Canadian economic growth slowed to 1.7 percent in the third quarter, coming off a hot first half of the year as exports tumbled and businesses pulled back on investment, data from Statistics Canada showed on Friday.
The 1.7 percent, an annualized number, was slightly higher than the 1.6 percent forecast by economists, while the second quarter rate was downwardly revised to 4.3 percent from the previously reported 4.5 percent.
For the month of September, the economy grew 0.2 percent, topping expectations and suggesting modest momentum heading into the fourth quarter.
Exports were the main drag on the economy in the third quarter, falling by 10.2 percent on an annualized basis as shipments of vehicles and parts fell amid work stoppages and changes to certain models sent to the U.S. market.
Business investment in non-residential structures, machinery and equipment grew by 3.7 percent, slowing substantially from the second quarter. The Bank of Canada has said uncertainty about North American trade policy is likely dampening business confidence.

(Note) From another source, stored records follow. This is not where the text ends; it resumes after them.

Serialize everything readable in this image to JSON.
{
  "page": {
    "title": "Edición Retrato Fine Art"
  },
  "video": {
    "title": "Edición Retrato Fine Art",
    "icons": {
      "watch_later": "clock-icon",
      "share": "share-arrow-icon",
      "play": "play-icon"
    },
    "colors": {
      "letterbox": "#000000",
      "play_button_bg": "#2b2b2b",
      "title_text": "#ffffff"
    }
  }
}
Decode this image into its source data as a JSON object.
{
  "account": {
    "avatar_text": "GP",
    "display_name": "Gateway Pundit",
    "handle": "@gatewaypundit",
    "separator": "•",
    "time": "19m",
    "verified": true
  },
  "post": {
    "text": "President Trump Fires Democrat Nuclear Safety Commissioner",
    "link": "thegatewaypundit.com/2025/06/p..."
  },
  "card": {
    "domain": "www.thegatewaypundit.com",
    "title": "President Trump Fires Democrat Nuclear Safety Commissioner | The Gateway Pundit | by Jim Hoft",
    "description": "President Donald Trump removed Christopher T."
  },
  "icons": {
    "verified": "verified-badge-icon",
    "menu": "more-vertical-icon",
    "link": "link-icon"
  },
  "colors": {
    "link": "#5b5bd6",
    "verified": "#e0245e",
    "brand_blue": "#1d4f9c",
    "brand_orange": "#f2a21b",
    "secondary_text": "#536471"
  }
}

The housing sector also weighed on growth, with investment in residential structures down 1.4 percent as ownership transfer costs fell, reflecting slower resale activity.